Neat Nature Nasties! The Hagfish Slime’s Snot Even the Worst Of It

Their disgusting table manners had me saying, “Game over, man. Game over.”

Sarah Burns

You’re all nestled in bed, sleep washing over you like the gentle waves of the ocean. A rustling stirs what remains of your lingering consciousness, but you’re comfortable burrowed here, and you try to ignore the sound. But it’s close. Too close. 

Anxiously peeking out from your spot on the soft bed, you spy your nosey neighbor, Eelio, helping himself to YOUR leftovers! You feel your stomach — and then your whole body — tied up in knots. Prepping for an argument, you go over there to give Eelio a piece of your mind, but promptly sneeze mucus from every pore of your body, coating Eelio’s gills, sending him away gagging.

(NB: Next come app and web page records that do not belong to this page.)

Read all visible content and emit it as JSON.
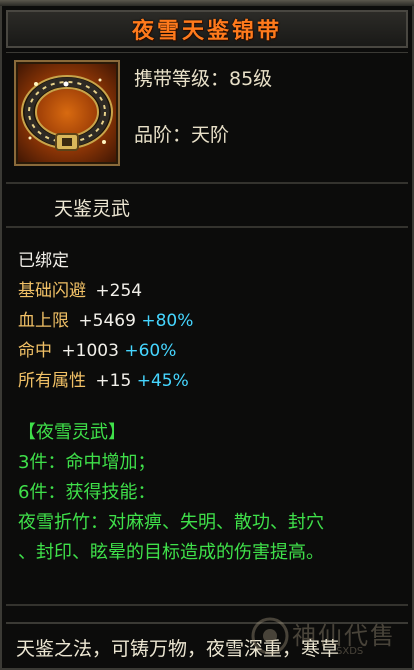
{
  "title": "夜雪天鉴锦带",
  "item": {
    "icon": "belt-icon",
    "level_label": "携带等级：85级",
    "grade_label": "品阶：天阶"
  },
  "subtitle": "天鉴灵武",
  "bound": "已绑定",
  "stats": [
    {
      "name": "基础闪避",
      "value": "+254",
      "bonus": ""
    },
    {
      "name": "血上限",
      "value": "+5469",
      "bonus": "+80%"
    },
    {
      "name": "命中",
      "value": "+1003",
      "bonus": "+60%"
    },
    {
      "name": "所有属性",
      "value": "+15",
      "bonus": "+45%"
    }
  ],
  "set": {
    "name": "【夜雪灵武】",
    "effects": [
      "3件：命中增加；",
      "6件：获得技能：",
      "夜雪折竹：对麻痹、失明、散功、封穴",
      "、封印、眩晕的目标造成的伤害提高。"
    ]
  },
  "flavor": "天鉴之法，可铸万物，夜雪深重，寒草",
  "watermark": {
    "text": "神仙代售",
    "small": "SXDS"
  },
  "colors": {
    "title": "#ff7a1c",
    "stat_name": "#f0c066",
    "stat_bonus": "#46d6ff",
    "set_name": "#ffd845",
    "set_effect": "#3fe04a"
  }
}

Hagfish, Duiker Point, Cape Peninsula. Photo: Peter Southwood, CC BY-SA 3.0

“Serves him right,” you think, using your mouth tentacles to assess the damage done to the delicious carcass you’ve been saving. Suddenly peckish for the first time in months, you dive in head first, burrowing deep inside the rotting flesh so you can get to all the tasty mushy bits first — the perfect snack before you crawl back into the safe sea-bed, cozying up with a chapter from a classic Hagatha Christie novel.

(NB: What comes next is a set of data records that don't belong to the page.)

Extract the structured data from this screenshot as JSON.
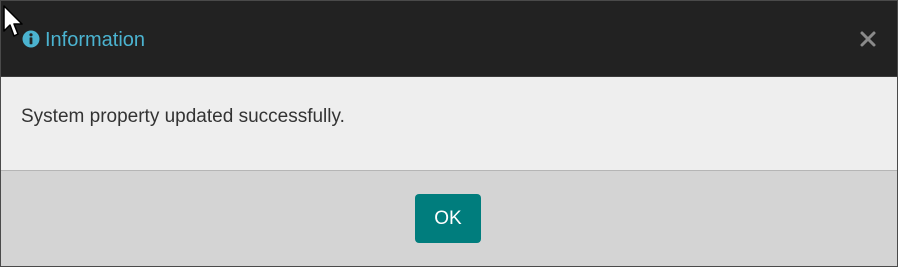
{
  "dialog": {
    "title": "Information",
    "title_icon": "info-circle-icon",
    "close_icon": "close-icon",
    "close_symbol": "×",
    "message": "System property updated successfully.",
    "ok_label": "OK"
  },
  "colors": {
    "header_bg": "#222222",
    "title_color": "#4bb3d0",
    "body_bg": "#eeeeee",
    "footer_bg": "#d4d4d4",
    "button_bg": "#007d7d",
    "button_text": "#ffffff"
  }
}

Oh, you’ve never read any Hagatha Christie? She’s only one of the most popular authors among learned myxiniformes, often referred to as slime eel. But the hagfish is no eel — in fact, with no bones, and vertebrae composed entirely of cartilage, it’s in a class all of its own.

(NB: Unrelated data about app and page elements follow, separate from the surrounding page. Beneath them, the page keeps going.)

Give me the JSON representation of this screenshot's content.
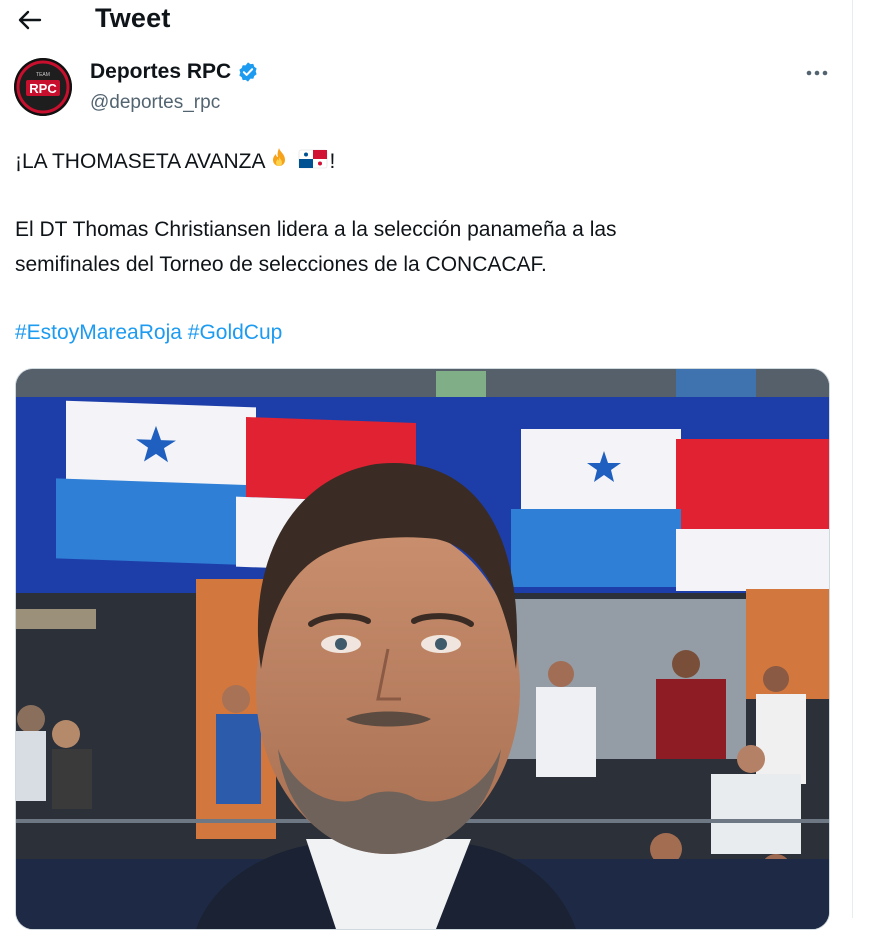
{
  "header": {
    "title": "Tweet",
    "back_icon": "arrow-left-icon"
  },
  "author": {
    "name": "Deportes RPC",
    "handle": "@deportes_rpc",
    "verified": true,
    "avatar_text": "RPC",
    "avatar_top_text": "TEAM"
  },
  "tweet": {
    "line1": "¡LA THOMASETA AVANZA",
    "line1_end": "!",
    "body_line1": "El DT Thomas Christiansen lidera a la selección panameña a las",
    "body_line2": "semifinales del Torneo de selecciones de la CONCACAF.",
    "hashtags": [
      "#EstoyMareaRoja",
      "#GoldCup"
    ],
    "emojis": [
      "fire-icon",
      "panama-flag-icon"
    ]
  },
  "media": {
    "description_icon": "photo"
  },
  "colors": {
    "accent": "#1d9bf0",
    "text": "#0f1419",
    "secondary": "#536471",
    "verified": "#1d9bf0"
  }
}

Unsurprisingly, the hagfish doesn’t have many predators. If a hungry, curious shark tries their luck, the hagfish can survive a chomp because their skin is so loose, and their insides are so jello-like, that their bodies just sorta squish out of harm's way. The hagfish then slips away, and the shark is left in a cloud of gill-clogging goo; other unwitting scavengers going after a leftover meal will meet the same fate.


Hagfish, Duiker Point, Cape Peninsula. Photo: Peter Southwood, CC BY-SA 3.0

This goo is a mix of mucus and proteins that activate with seawater to create massive amounts of thick slime designed to clog the gills of foes, and be generally difficult to get rid of. To protect itself from its own mucus mixture, the hagfish ties its body in a knot to wipe the slime from its gills.


Hagfish slime. Photo: dirtsailor2003, CC BY-ND 2.0

A hagfish’s skin is so porous that it can go for months without eating, absorbing nutrients from the surrounding water. When it does chow down, it likes to get really into its meal. Its mouth looks exactly like what you’d expect to find on the set of an “Aliens” film, but more horrifying because it’s very real, and somehow slimier than a Xenomorph’s tiny jack-in-the-box mouth. It uses its two sets of teeth to dig right into the center of a rotting carcass, and it eats its way back out. 

They might seem gross to humans, but hagfish have a very important job, and they’re a vital part of our ecosystem. Their off-putting eating habits help to keep the sea floor clean so new growth can take place!

Celebrate this weird unsung hero with your own Hagfish Slime DIY Sensory Bottle


Living Porpoisefully